Thierry Desot, Orphée De Clercq and Veronique Hoste
A core task in information extraction is event extraction for identifying event triggers in sentences and classifying those into event types. In this work an event is considered as
the unit to measure diversity and similarity in news articles in the framework of a news recommendation system. Current typology-based event extraction approaches fail to handle the variety of events expressed in real-world situations. To overcome this, we aim to perform event salience classification of new information into less and more general event prominence classes. Event and argument role detection are frequently conceived as separate tasks where a multi-word event is first split into a verb as single-word event to process, after which its argument roles (subject, direct and indirect object(s)) and semantic roles (such as time and location) are extracted. These are typically trained in a multi-task setup for event extraction, i.e. the combination of event

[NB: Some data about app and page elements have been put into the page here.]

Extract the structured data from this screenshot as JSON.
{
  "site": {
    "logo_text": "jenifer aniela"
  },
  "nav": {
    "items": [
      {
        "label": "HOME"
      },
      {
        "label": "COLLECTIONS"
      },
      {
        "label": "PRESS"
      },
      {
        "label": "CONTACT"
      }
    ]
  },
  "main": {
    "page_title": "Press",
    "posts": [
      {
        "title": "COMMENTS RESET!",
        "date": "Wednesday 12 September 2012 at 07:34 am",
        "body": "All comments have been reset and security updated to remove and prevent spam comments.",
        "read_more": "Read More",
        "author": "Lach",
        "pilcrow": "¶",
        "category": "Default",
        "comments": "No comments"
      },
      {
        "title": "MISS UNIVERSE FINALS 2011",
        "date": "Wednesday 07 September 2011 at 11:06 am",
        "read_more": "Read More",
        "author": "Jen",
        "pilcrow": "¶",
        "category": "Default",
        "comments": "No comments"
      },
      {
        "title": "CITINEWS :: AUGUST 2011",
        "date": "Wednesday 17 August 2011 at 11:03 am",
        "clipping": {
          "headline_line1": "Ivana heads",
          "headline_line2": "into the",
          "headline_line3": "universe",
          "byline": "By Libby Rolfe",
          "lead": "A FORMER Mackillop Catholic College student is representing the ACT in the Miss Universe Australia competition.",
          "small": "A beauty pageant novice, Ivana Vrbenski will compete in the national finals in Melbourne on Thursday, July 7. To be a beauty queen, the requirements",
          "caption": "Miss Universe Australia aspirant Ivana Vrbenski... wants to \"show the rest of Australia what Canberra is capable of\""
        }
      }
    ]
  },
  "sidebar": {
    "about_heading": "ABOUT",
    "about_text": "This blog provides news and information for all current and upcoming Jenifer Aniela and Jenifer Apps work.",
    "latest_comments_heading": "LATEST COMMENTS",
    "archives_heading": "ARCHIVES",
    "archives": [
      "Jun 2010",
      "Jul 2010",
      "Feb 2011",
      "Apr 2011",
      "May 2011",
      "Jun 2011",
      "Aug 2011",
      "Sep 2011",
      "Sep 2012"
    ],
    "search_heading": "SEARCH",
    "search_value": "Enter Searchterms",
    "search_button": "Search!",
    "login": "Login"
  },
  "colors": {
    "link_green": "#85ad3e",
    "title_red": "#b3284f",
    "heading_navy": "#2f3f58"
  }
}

span detection and classification. In this study, we go beyond single-word events and tackle multi-word event extraction. On top of that we conceive event span detection and argument extraction as one and the same task in a hybrid knowledge and transformer-based event detection method.
Deep learning approaches that were in recent years combined with Word2Vec, GLoVe and fastText word embeddings have led to the rise of the transformer architecture. Its contextual language
models have been successfully integrated in a range of NLP tasks using pre-trained contextual BERT (Bidirectional Encoder Representations from Transformers) word embeddings. The main component of our hybrid event extraction method is based on automatic keyword extraction (AKE) using the self-attention mechanism of a Dutch BERT model, BERTje. As a bottleneck for AKE is defining the threshold of the attention values to take into account, we propose a novel method for automatic self-attention threshold selection, by exploiting the interaction between
self-attention based AKE and rule-based event detection. The main function of the rule-based syntactic parser is to provide the necessary information for the automatic attention threshold mechanism, targeting only minimal event information, i.e. the backbone of the event, or the verb and its arguments, subject, verb and object. This allows the transformer main component to complement it with other semantic roles and semantically salient information. However, the latter type of information is in some cases essential and required to constitute the core meaning of the event.
Certain transformer self-attention layers and heads exhibit linguistic notions, such as syntax and co-reference. According to several studies on the (English) BERT transformer, attention follows syntactic dependency and subject-verb-object agreement most strongly in the middle layers of the BERT model. Hence, we verify this for the Dutch BERTje model. Based on these findings, we propose an automatic self-attention layer selection mechanism, by analyzing which layers in the structure of the BERT transformer contribute most to hybrid event detection and which linguistic tasks they represent. On top of that, this approach was integrated in a pipeline event extraction approach and able to outperform event detection and classification of three state-of-the-art multi-task event extraction methods.